Thursday morning, not too early for once, I boarded a plane for the long, boring flight to Seattle and a long weekend of classes and glitter. My flight arrived early, the hotel had my room ready (it’s good to be a Hilton Honors member), and registration was a breeze. I could have actually made it to one of the classes in the second time slot, but I decided to relax instead. Naps and snacks are good things.

I did make it to one class: How I Came to Write Striptease (Rachel Schteir)
Striptease: The Untold History of the Girlie Show was one of the first books I read on the history of burlesque, partially because it was one of the only ones in existence at the time. It certainly influenced my perceptions of burlesque and I was glad to have the opportunity to tell the author that. It was interesting to hear about the research process behind the book, which was extensive and lengthy.

I took myself out for a quiet dinner at one of the local fine dining establishments (that would be Denny’s) and then prepared for the evening’s entertainments, the Vintage Meet & Greet.

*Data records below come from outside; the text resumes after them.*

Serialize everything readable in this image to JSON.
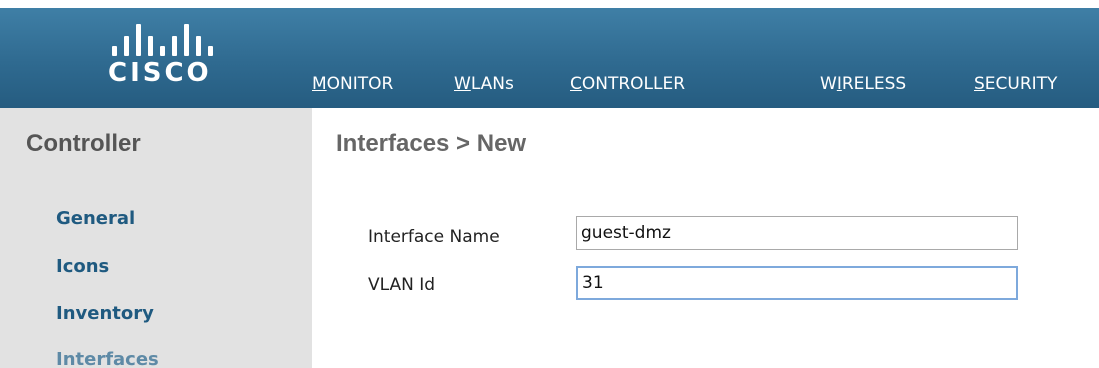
{
  "logo": {
    "text": "CISCO",
    "icon": "cisco-bars-logo"
  },
  "nav": [
    {
      "first": "M",
      "rest": "ONITOR"
    },
    {
      "first": "W",
      "rest": "LANs"
    },
    {
      "first": "C",
      "rest": "ONTROLLER"
    },
    {
      "pre": "W",
      "first": "I",
      "rest": "RELESS"
    },
    {
      "first": "S",
      "rest": "ECURITY"
    }
  ],
  "sidebar": {
    "title": "Controller",
    "items": [
      "General",
      "Icons",
      "Inventory",
      "Interfaces"
    ]
  },
  "page": {
    "title": "Interfaces > New"
  },
  "form": {
    "interface_name_label": "Interface Name",
    "interface_name_value": "guest-dmz",
    "vlan_label": "VLAN Id",
    "vlan_value": "31"
  },
  "colors": {
    "header": "#2f6a90",
    "sidebar_bg": "#e2e2e2",
    "link": "#1f5a80",
    "focus": "#7ea9dc"
  }
}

This year there was a Pool Party theme. I was wearing my vintage-style one-piece bathing suit, but I covered it with my Catherine D’Lish caftan. I think the only person who ever saw the suit was Jacqueline Boxx, when I pulled open my caftan to show that my leopard suit complimented hers.

Although I started the evening in my awesome leopard heels, I soon realized that the caftan was long enough that I could just wear my comfy flats and no one could tell. I got a lot of compliments on that caftan and a few on my necklace, which was my first foray into making jewelry. I didn’t last very long and soon took myself to bed.

More to report on my Friday, a much fuller day.


Published in: on 21 November 2016 at 3:28 pm  Leave a Comment  
Tags: ,

Friday Tip!

Dear Constant Reader,

Happy Friday! Whilst at BurlyCon, I picked up some trinkets for the ladies at home, these fun luggage tags from Di’ Lovely.

After I passed them out, I made an off-hand comment that Pearl requested be the next Friday Tip, so here is is:

Put your business card in your luggage tag.

That way, if your bag goes astray, there’s contact info attached to it, but not your personal information.

M2Like this tip? There are lots more in Miss Mina Murray’s Little Book of Better Burlesque.

Published in: on 18 November 2016 at 10:56 am  Leave a Comment